PROBLEM DESCRIPTION:
Report every line of the data that includes "icon".

⟨

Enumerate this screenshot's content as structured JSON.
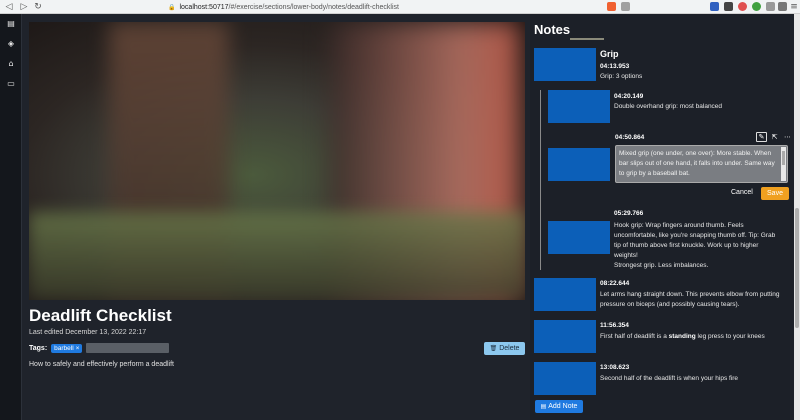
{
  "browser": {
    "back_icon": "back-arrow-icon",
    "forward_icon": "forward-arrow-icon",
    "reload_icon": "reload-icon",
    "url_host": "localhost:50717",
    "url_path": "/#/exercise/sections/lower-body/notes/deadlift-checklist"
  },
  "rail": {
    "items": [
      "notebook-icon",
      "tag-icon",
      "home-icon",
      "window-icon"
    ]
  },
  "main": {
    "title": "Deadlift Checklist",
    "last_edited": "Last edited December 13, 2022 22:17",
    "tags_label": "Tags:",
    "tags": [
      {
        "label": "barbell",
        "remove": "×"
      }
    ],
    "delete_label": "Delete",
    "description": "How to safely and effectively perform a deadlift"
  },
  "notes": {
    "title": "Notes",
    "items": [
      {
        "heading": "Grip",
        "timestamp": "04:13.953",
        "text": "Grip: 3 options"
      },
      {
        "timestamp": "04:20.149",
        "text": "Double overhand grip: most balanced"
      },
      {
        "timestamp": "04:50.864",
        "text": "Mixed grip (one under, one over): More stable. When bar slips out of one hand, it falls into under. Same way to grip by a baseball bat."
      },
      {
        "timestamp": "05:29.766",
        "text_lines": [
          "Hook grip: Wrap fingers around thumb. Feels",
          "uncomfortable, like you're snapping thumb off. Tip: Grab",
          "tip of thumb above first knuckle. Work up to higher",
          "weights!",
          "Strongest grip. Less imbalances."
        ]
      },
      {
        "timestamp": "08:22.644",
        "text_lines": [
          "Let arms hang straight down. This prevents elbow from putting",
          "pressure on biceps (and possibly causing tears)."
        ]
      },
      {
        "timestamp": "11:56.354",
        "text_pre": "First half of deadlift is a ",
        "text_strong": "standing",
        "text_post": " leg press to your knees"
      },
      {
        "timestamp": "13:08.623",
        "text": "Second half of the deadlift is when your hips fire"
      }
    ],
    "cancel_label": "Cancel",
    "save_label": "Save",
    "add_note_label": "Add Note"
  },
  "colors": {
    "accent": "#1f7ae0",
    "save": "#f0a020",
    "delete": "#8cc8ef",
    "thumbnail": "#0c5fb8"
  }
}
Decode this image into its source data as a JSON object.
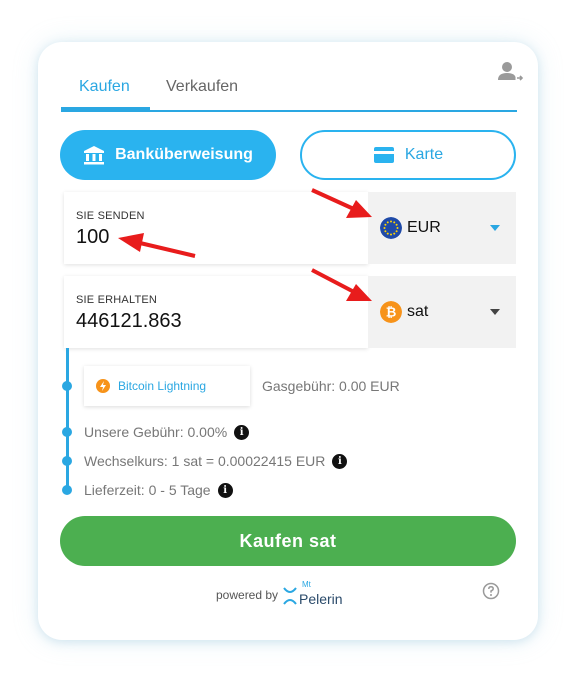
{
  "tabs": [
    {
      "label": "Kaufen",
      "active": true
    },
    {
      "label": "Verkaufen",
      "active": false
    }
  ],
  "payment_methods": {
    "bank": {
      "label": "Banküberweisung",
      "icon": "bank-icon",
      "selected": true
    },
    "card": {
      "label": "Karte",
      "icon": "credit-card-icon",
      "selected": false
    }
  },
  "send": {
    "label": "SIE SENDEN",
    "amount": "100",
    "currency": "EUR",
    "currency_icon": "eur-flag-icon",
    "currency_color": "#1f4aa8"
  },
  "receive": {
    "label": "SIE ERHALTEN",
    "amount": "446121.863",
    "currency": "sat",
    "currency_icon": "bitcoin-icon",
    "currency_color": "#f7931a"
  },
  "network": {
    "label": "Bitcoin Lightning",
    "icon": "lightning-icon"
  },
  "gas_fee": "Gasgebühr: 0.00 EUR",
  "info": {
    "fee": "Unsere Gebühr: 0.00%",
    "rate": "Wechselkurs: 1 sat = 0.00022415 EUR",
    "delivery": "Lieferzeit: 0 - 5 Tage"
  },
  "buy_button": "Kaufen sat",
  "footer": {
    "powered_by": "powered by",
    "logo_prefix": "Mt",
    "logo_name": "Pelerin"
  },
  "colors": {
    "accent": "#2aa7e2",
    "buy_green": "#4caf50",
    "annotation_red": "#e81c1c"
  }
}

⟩

TASK RESPONSE:
    "back_icon": "back-arrow-icon",
    "forward_icon": "forward-arrow-icon",
    "reload_icon": "reload-icon",
      "notebook-icon",
      "tag-icon",
      "home-icon",
      "window-icon"
      "icon": "bank-icon",
      "icon": "credit-card-icon",
    "currency_icon": "eur-flag-icon",
    "currency_icon": "bitcoin-icon",
    "icon": "lightning-icon"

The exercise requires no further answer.